“The trend started in May of domestic spend declining a bit compared to the previous year.”
Allen said cheap flights to Australia, the Pacific Islands and the United States meant people were looking outside of New Zealand for their holidays.
“If you look at the figures for outbound travel for kiwis you’ll find that they’re up about 10 per cent,” he said.
“Kiwis have been choosing to travel overseas for holiday rather than domestic. That’s a pretty clear correlation, really.”
Allen said skiers from the North Island and overseas tended to go to Queenstown rather than Mt Hutt.
“I agree that we cannot rely on skiing alone to bolster domestic visitor spend in off-season months. Other ways to attract domestic visitors in the cold months include major events and conferences, which will increase rapidly as the anchor projects come to fruition over the next few years.”
Allen said he did not think Canterbury’s corporate tourism market was suffering.
“The conference market is pretty buoyant, and remember the economy of New Zealand is quite buoyant, so I would expect that meetings and conferences and such would be continuing to be quite strong.”
He said the cheaper international flights were a “side effect” of Christchurch Airport’s effort to attract more international aeroplane services.
“The resulting increase in overseas visitors more than compensates for the loss of domestic visitor in terms of visitor spend.”
Total tourism spending in Canterbury was up five per cent for the year to September, propped up by a 19 per cent increase in international spending.
“Lower airfares makes travel more affordable for everybody in the world, but it’s more to do with just a continuation of the boom that we’ve been seeing for the last year or two.”
He said Christchurch and Canterbury Tourism, the Christchurch Airport Company, and Tourism New Zealand had been doing “a lot of work” in Australia to attract holidaymakers back to Christchurch after the Canterbury earthquakes.

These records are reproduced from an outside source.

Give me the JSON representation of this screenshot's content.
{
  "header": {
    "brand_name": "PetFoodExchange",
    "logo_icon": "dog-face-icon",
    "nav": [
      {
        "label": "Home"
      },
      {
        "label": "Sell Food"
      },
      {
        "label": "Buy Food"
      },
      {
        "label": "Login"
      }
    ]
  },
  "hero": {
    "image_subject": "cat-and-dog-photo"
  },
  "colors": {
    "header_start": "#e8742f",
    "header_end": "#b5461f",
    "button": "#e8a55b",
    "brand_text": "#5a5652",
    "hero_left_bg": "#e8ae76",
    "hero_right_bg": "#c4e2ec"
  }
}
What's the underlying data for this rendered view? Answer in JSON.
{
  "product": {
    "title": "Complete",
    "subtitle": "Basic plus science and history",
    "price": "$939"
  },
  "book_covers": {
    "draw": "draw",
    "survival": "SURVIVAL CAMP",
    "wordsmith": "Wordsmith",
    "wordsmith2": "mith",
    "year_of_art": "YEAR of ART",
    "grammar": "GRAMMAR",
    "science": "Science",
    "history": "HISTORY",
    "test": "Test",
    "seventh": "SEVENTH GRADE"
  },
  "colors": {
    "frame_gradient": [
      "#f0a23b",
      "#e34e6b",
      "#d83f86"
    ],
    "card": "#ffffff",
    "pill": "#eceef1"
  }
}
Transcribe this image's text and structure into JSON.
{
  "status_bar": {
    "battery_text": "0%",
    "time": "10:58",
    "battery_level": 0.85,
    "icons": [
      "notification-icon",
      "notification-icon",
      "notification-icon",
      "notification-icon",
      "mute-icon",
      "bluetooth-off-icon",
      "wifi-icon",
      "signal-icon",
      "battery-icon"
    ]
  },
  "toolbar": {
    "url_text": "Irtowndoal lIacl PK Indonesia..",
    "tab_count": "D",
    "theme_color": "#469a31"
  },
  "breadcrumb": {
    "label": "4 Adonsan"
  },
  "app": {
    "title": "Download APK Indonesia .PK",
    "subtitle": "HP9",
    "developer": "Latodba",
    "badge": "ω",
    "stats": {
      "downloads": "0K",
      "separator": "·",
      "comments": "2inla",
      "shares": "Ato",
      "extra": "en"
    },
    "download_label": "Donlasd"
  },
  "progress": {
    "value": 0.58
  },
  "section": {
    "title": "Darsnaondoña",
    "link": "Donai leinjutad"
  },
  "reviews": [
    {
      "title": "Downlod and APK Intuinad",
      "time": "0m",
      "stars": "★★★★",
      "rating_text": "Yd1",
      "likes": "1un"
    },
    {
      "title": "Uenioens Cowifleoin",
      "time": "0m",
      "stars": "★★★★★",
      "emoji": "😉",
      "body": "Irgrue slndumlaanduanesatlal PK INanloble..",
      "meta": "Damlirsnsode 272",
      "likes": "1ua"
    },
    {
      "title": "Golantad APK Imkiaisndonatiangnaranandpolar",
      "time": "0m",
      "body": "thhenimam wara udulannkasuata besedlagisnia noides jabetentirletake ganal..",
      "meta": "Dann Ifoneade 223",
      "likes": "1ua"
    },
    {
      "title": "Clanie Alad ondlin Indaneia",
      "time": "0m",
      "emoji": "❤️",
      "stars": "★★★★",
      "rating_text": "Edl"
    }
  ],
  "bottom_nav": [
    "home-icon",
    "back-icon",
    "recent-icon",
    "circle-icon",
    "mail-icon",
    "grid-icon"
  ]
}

“Christchurch Airport Company has had some good successes lately in attracting new services into Christchurch, and that’s looking strong over this next summer. So that’s certainly put Christchurch on the map.”
Last week, Christchurch became the smallest city in the world to receive a daily service from an Airbus A380, the biggest passenger plane in the world.
The Emirates service flies to Dubai via Sydney.
The airport’s chief aeronautical and commercial officer Justin Watson said the data showed tourist spending across the South Island was increasing.
The island saw a 5 per cent year-on-year growth in total tourism spending, with $8.5b spent in the year to September.
New and expanded services meant the airport would also see increased passenger capacity travelling to and from Australia, Singapore, China, Fiji, Taiwan, and Korea.